| Work to complete |
Please report the number of lines in the entries below that contain "file", with nothing added.

Content starts

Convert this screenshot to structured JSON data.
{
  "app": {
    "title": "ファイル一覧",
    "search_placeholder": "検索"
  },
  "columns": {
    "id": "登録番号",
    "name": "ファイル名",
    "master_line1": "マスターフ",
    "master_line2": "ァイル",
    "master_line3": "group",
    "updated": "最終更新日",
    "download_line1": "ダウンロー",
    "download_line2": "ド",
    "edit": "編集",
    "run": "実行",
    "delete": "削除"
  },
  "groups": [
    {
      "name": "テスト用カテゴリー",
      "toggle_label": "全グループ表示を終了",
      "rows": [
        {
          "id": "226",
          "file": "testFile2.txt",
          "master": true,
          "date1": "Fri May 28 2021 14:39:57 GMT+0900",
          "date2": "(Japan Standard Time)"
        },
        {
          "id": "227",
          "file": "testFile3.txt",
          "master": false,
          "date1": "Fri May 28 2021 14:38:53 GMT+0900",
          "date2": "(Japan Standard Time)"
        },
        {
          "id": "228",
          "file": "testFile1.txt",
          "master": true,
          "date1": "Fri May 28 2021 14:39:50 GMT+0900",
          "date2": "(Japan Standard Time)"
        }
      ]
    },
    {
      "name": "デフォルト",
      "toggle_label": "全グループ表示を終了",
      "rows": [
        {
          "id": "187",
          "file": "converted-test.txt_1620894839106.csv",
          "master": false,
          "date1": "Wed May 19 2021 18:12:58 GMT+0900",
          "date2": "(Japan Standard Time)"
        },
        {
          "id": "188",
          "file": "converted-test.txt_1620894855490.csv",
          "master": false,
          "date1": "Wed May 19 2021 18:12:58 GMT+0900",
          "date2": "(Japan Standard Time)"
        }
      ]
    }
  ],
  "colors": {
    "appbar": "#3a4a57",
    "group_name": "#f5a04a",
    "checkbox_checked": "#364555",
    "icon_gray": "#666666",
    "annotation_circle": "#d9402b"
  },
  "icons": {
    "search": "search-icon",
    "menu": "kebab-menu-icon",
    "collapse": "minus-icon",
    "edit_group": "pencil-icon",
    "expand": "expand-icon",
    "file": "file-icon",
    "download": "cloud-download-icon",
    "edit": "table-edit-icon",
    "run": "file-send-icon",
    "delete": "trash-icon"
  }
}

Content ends

| Answer to the problem |
7